Follow Trump or Clinton on Twitter? These researchers might’ve analyzed your face.
Image: Flickr/Gage Skidmore
In the lead up to election night in 2012, there was rampant speculation that a top secret computer program could ultimately be responsible for the outcome of the race. Far from a conspiracy theory, the computer program, known as Project Narwhal, was the Obama campaign's big data solution to hyper-individualized voter outreach. It allowed the campaign to target voters based on a profile compiled from several different databases, emailing them about issues the program thought would matter most to them based on their profile characteristics.
Although Narwhal made use of highly complex algorithms to assemble voter profiles, a recent study published on arXiv demonstrated that voter analysis need not be so complex. In fact, a relatively sophisticated demographic analysis of a candidate's voter base requires little more than users' social media profile pictures.
The study, led by Yu Wang, a political science PhD candidate at the University of Rochester, analyzed the Twitter profiles of Trump and Clinton followers to determine their geographic location, social influence, gender, race, and age. If you were following either of these candidates between September 17 and December 22 last year, there's a decent chance you may have been included in Wang's analysis.
To begin their study, Wang and his colleagues analyzed the Twitter avatars of over 28,000 Clinton followers and 29,000 Trump followers using a machine learning algorithm that compared the avatars against a database of some 55,000 faces to determine the Twitter users' age, gender and race.
As far as gender goes, Wang found that women make up approximately 45 percent of Clinton's followers, which confirms previous observations of gender affinity voting (the likelihood of a voter to vote for someone of the same gender). Moreover, this finding stands in opposition to evidence that Clinton's support among female voters has dropped sharply in recent months.
Perhaps even more surprising, Trump has almost the exact same gender breakdown—about 45 percent of his analyzed followers were female, despite Trump coming under fire for his sexist comments about Fox News pundit Megyn Kelly.

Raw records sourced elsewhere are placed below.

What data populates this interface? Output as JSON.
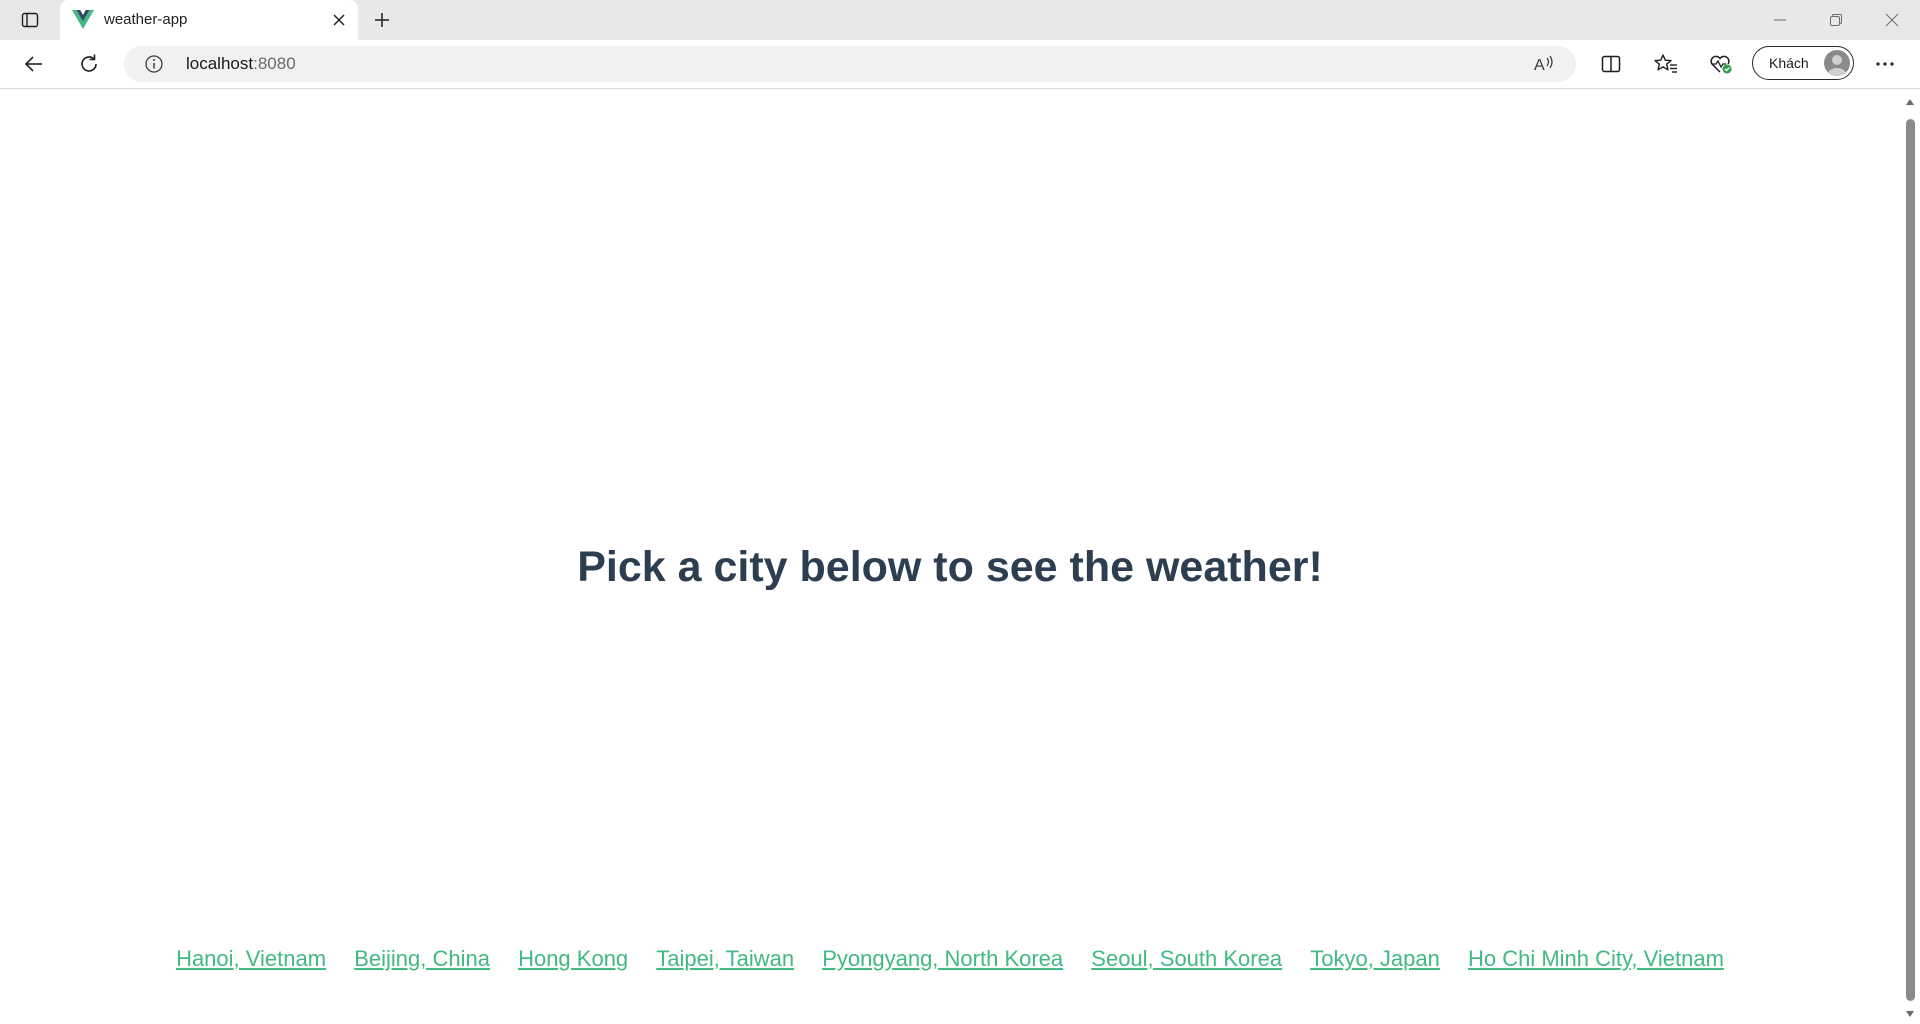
{
  "browser": {
    "tab": {
      "title": "weather-app",
      "favicon": "vue-logo-icon"
    },
    "address": {
      "host": "localhost",
      "port": ":8080"
    },
    "profile": {
      "label": "Khách"
    },
    "icons": {
      "tab_actions": "tab-actions-icon",
      "close_tab": "close-icon",
      "new_tab": "plus-icon",
      "minimize": "minimize-icon",
      "restore": "restore-icon",
      "close_window": "close-icon",
      "back": "back-arrow-icon",
      "refresh": "refresh-icon",
      "site_info": "info-icon",
      "read_aloud": "read-aloud-icon",
      "split_screen": "split-screen-icon",
      "favorites": "favorites-icon",
      "browser_essentials": "heart-pulse-icon",
      "more": "more-icon"
    },
    "colors": {
      "tabstrip": "#e8e8e8",
      "vue_green": "#42b983",
      "vue_dark": "#35495e"
    }
  },
  "page": {
    "heading": "Pick a city below to see the weather!",
    "heading_color": "#2c3e50",
    "link_color": "#42b983",
    "cities": [
      "Hanoi, Vietnam",
      "Beijing, China",
      "Hong Kong",
      "Taipei, Taiwan",
      "Pyongyang, North Korea",
      "Seoul, South Korea",
      "Tokyo, Japan",
      "Ho Chi Minh City, Vietnam"
    ]
  }
}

The racial analysis of each candidate's Twitter followers was a different story. Wang found that Clinton supporters were more likely to be African American or Hispanic than Trump supporters and that the overwhelming majority of Trump supporters were white, a pattern that Wang says is "consistent with historical voting patterns" for the Democratic and Republican parties. As far as age goes, Trump's Twitter base seems to confirm the stereotype that Republicans tend to be old white people, although he also has a substantial following among the very young. Most of these users appeared to be too young to vote.
After using facial recognition software to analyze the race, gender and age of Trumpists and Clintonists, Wang and his colleagues examined the number of followers each of the Trump and Clinton supporters had as a measure of their social influence. They found that the social influence of Trumpists was more polarized than that of the Clintonists. Trump's followers tended to only have a few followers or several hundred followers, whereas Clinton's followers generally had somewhere between a few dozen and 200 followers.
According to Wang and his colleagues, such an analysis could provide important information for candidates, since race and gender have both been shown to be important factors in voting behavior. However, there are some obvious shortcomings to the study.
In the first place, not all Twitter users had avatars that can be analyzed by facial recognition software. Moreover, the number of followers analyzed in the study represents only a fraction of each candidate's total Twitter base—Clinton has over 5 million followers and Trump has over 7 million at the time of writing. There's also the fact that following someone on Twitter is not necessarily indicative of support (especially in the case of Trump, whose garbage fire of a Twitter account appeals to supporters and detractors alike for its entertainment value). And finally, the number of Twitter users pales in comparison to other social media platforms, so it can hardly be considered an accurate portrayal of the demographics of the American electorate.
Still, as facial recognition software becomes more accurate, its application to other social media platforms could be a useful tool for understanding the shifting allegiances of voters in real time and may very well prove to be a crucial campaign tool in future elections.